Elisabeth is a postdoctoral research scientist at the International Research Institute for Climate and Society, a center of the Earth Institute of Columbia University. As a human ecologist, she examines the relationship between the ‘re-greening’ of the West African Sahel and food security trends. Elisabeth received her Ph.D. in Anthropology from the University of North Carolina at Chapel Hill. She holds a M.A. in International Development and Social Change from Clark University and a B.A. in International Public Relations from Université Libre du Burkina.
As an International Livestock Research Institute (ILRI) and Borlaug Leadership Enhancement in Agriculture Program (LEAP) fellow, Elisabeth conducted her dissertation research on farmer-herder livelihoods, challenges and adaptations in the Center-South region of Burkina Faso. During the last three years, she consulted for UNESCO’s Knowing our Changing Climate in Africa” project under the Local and Indigenous Knowledge Systems (LINKS) program.

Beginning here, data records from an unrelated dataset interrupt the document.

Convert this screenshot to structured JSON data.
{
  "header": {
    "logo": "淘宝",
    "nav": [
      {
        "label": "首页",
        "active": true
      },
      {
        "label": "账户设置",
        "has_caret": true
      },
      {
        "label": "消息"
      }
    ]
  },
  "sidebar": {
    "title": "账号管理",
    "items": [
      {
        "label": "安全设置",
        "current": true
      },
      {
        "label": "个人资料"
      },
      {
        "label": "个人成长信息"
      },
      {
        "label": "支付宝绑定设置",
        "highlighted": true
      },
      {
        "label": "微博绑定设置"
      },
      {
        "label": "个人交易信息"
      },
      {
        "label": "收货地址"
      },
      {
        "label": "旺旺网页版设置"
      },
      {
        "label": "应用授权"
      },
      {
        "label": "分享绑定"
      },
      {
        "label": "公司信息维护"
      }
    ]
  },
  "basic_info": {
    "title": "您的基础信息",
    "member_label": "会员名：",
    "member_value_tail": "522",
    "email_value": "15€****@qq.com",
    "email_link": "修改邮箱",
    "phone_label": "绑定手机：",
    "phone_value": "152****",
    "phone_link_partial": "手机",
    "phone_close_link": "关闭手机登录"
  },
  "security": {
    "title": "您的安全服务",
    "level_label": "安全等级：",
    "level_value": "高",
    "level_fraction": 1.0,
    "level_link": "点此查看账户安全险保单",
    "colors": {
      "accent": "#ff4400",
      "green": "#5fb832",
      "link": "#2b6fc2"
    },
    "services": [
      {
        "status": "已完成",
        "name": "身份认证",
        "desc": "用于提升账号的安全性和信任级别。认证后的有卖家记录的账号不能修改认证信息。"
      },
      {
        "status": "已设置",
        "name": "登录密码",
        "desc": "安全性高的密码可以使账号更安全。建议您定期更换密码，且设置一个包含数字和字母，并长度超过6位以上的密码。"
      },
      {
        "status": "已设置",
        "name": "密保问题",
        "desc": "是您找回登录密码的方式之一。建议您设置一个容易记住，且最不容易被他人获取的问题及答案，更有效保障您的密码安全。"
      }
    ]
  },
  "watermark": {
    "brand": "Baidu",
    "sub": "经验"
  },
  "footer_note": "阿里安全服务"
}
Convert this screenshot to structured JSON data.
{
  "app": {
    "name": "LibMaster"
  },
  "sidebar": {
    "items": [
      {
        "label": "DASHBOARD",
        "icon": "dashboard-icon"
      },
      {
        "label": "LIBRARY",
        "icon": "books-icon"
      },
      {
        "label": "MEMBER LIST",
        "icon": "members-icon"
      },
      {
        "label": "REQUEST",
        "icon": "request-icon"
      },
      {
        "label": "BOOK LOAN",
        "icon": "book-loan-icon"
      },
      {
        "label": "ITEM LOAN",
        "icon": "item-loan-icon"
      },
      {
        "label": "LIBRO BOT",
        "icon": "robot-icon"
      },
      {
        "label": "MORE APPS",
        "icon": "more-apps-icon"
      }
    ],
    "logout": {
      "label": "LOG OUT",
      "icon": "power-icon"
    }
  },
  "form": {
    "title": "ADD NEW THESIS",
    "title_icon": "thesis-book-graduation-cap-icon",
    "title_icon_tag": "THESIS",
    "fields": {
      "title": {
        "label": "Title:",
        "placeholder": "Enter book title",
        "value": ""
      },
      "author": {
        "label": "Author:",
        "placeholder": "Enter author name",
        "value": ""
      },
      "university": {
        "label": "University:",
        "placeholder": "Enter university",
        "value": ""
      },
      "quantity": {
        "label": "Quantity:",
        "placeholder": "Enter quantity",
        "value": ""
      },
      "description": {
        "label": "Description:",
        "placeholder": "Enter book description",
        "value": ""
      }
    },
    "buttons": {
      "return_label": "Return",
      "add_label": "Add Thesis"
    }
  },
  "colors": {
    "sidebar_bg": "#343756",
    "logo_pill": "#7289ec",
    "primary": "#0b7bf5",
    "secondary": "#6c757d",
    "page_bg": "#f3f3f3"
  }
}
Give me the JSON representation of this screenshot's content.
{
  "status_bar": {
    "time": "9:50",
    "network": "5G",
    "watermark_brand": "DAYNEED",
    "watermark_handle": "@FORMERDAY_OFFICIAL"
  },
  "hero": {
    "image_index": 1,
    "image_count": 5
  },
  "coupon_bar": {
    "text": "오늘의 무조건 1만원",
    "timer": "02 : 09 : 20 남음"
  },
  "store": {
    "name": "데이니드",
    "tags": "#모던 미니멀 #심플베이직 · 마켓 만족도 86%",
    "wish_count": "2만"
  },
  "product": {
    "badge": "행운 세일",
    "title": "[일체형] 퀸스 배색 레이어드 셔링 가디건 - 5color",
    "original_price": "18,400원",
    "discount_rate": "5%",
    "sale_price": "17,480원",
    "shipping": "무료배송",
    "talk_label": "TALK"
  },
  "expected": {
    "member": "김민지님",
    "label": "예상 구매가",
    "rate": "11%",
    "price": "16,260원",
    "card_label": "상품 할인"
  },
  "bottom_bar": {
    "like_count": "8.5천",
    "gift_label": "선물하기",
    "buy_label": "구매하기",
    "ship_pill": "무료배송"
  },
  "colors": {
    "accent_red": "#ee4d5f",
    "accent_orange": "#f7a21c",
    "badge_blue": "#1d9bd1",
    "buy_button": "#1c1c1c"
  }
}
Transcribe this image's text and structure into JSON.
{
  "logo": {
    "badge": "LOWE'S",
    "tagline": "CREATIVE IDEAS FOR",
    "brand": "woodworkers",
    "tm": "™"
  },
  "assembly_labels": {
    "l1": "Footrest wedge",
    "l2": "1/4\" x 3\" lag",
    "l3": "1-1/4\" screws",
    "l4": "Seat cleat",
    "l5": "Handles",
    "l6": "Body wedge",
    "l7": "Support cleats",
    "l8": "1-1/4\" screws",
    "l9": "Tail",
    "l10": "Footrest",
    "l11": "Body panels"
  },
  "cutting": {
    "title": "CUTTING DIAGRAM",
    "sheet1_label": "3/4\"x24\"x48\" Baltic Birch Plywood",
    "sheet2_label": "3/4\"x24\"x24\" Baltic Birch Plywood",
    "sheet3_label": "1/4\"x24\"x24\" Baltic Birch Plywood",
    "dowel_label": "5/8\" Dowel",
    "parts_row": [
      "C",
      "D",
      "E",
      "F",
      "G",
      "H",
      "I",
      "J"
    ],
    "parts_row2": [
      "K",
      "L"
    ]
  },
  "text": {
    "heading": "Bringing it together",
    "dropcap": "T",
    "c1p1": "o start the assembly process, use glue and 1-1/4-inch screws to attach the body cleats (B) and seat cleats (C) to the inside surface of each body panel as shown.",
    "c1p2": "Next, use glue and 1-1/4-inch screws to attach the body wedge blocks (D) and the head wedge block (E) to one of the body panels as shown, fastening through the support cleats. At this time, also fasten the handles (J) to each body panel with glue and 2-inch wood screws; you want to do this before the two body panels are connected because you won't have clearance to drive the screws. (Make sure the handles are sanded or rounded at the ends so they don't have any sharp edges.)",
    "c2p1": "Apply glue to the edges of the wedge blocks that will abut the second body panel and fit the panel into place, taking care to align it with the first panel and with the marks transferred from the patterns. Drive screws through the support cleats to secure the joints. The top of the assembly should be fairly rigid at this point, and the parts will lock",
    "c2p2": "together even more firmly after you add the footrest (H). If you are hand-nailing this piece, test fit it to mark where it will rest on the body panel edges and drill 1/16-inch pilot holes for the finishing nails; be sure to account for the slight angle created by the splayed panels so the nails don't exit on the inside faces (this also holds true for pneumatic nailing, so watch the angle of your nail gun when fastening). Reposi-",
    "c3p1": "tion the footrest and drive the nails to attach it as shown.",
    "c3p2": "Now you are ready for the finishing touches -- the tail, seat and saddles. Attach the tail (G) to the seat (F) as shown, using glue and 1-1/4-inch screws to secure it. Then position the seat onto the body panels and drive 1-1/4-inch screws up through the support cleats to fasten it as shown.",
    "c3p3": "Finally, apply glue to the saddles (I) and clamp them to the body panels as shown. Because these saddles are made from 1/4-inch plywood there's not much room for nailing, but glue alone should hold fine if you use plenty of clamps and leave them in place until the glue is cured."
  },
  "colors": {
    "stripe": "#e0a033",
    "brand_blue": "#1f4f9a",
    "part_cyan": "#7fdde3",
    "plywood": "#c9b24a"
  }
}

As a LICCI collaborator, she will be documenting the local indicators that traditional herders use to make seasonal migration decisions in the Sahel. These herders are in crisis. Climate change is affecting the availability of certain traditional seasonal indicators that they have relied upon to make livestock migration decisions. At the same time, migratory movements are increasingly constrained by encroachment of agricultural fields on cattle corridors and pastures as well as growing terror attacks and insecurity in destination areas. Elisabeth will work with the Fulβe, the largest pastoral ethnic group in West Africa, also referred to as Peulh, Fula, Fulani, or Haalpullar. Her field site is located in the Center-South region of Burkina Faso.